YOUR INSTRUCTIONS
Whatever the lines below say, output them exactly.

########

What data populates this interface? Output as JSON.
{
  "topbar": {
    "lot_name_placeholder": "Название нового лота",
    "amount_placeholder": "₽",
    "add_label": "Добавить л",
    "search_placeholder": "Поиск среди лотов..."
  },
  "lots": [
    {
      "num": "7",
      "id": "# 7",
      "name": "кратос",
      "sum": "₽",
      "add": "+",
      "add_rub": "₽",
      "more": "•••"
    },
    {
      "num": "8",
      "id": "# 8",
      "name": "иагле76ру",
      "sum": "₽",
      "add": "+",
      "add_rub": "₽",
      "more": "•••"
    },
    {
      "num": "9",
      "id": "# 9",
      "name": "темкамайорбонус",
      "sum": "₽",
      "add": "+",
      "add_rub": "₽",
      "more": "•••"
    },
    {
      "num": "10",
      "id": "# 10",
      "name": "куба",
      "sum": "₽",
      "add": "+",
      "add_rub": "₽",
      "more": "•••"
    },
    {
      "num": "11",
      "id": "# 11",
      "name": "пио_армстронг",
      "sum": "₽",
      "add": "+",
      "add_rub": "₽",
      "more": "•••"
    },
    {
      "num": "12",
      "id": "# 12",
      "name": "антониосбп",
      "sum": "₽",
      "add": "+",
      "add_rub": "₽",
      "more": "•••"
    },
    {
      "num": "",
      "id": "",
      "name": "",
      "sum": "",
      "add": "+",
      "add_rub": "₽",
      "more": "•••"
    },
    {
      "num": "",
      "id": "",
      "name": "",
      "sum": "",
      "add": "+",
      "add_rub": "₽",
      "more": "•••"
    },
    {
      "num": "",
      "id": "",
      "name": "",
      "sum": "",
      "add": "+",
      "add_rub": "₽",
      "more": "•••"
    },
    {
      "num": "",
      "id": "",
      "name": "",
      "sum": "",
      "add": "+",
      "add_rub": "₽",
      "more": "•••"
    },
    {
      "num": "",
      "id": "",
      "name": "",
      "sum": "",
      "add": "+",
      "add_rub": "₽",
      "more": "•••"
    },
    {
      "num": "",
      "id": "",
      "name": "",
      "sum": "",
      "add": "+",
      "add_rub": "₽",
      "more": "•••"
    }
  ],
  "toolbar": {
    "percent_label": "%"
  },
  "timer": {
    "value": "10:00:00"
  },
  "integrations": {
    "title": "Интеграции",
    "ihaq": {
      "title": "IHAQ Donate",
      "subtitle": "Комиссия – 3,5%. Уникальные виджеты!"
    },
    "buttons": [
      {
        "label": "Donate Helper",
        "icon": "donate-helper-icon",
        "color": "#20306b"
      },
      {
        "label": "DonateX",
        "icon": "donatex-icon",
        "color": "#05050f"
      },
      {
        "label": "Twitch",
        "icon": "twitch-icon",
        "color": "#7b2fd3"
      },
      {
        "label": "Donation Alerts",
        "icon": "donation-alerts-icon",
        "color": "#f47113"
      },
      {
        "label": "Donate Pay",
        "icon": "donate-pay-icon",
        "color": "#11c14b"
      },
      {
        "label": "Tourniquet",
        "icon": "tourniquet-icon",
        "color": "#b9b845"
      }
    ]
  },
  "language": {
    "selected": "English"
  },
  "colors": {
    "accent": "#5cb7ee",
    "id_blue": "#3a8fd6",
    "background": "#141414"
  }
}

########

EXERCISE ANSWER
What data populates this interface? Output as JSON.
{
  "topbar": {
    "lot_name_placeholder": "Название нового лота",
    "amount_placeholder": "₽",
    "add_label": "Добавить л",
    "search_placeholder": "Поиск среди лотов..."
  },
  "lots": [
    {
      "num": "7",
      "id": "# 7",
      "name": "кратос",
      "sum": "₽",
      "add": "+",
      "add_rub": "₽",
      "more": "•••"
    },
    {
      "num": "8",
      "id": "# 8",
      "name": "иагле76ру",
      "sum": "₽",
      "add": "+",
      "add_rub": "₽",
      "more": "•••"
    },
    {
      "num": "9",
      "id": "# 9",
      "name": "темкамайорбонус",
      "sum": "₽",
      "add": "+",
      "add_rub": "₽",
      "more": "•••"
    },
    {
      "num": "10",
      "id": "# 10",
      "name": "куба",
      "sum": "₽",
      "add": "+",
      "add_rub": "₽",
      "more": "•••"
    },
    {
      "num": "11",
      "id": "# 11",
      "name": "пио_армстронг",
      "sum": "₽",
      "add": "+",
      "add_rub": "₽",
      "more": "•••"
    },
    {
      "num": "12",
      "id": "# 12",
      "name": "антониосбп",
      "sum": "₽",
      "add": "+",
      "add_rub": "₽",
      "more": "•••"
    },
    {
      "num": "",
      "id": "",
      "name": "",
      "sum": "",
      "add": "+",
      "add_rub": "₽",
      "more": "•••"
    },
    {
      "num": "",
      "id": "",
      "name": "",
      "sum": "",
      "add": "+",
      "add_rub": "₽",
      "more": "•••"
    },
    {
      "num": "",
      "id": "",
      "name": "",
      "sum": "",
      "add": "+",
      "add_rub": "₽",
      "more": "•••"
    },
    {
      "num": "",
      "id": "",
      "name": "",
      "sum": "",
      "add": "+",
      "add_rub": "₽",
      "more": "•••"
    },
    {
      "num": "",
      "id": "",
      "name": "",
      "sum": "",
      "add": "+",
      "add_rub": "₽",
      "more": "•••"
    },
    {
      "num": "",
      "id": "",
      "name": "",
      "sum": "",
      "add": "+",
      "add_rub": "₽",
      "more": "•••"
    }
  ],
  "toolbar": {
    "percent_label": "%"
  },
  "timer": {
    "value": "10:00:00"
  },
  "integrations": {
    "title": "Интеграции",
    "ihaq": {
      "title": "IHAQ Donate",
      "subtitle": "Комиссия – 3,5%. Уникальные виджеты!"
    },
    "buttons": [
      {
        "label": "Donate Helper",
        "icon": "donate-helper-icon",
        "color": "#20306b"
      },
      {
        "label": "DonateX",
        "icon": "donatex-icon",
        "color": "#05050f"
      },
      {
        "label": "Twitch",
        "icon": "twitch-icon",
        "color": "#7b2fd3"
      },
      {
        "label": "Donation Alerts",
        "icon": "donation-alerts-icon",
        "color": "#f47113"
      },
      {
        "label": "Donate Pay",
        "icon": "donate-pay-icon",
        "color": "#11c14b"
      },
      {
        "label": "Tourniquet",
        "icon": "tourniquet-icon",
        "color": "#b9b845"
      }
    ]
  },
  "language": {
    "selected": "English"
  },
  "colors": {
    "accent": "#5cb7ee",
    "id_blue": "#3a8fd6",
    "background": "#141414"
  }
}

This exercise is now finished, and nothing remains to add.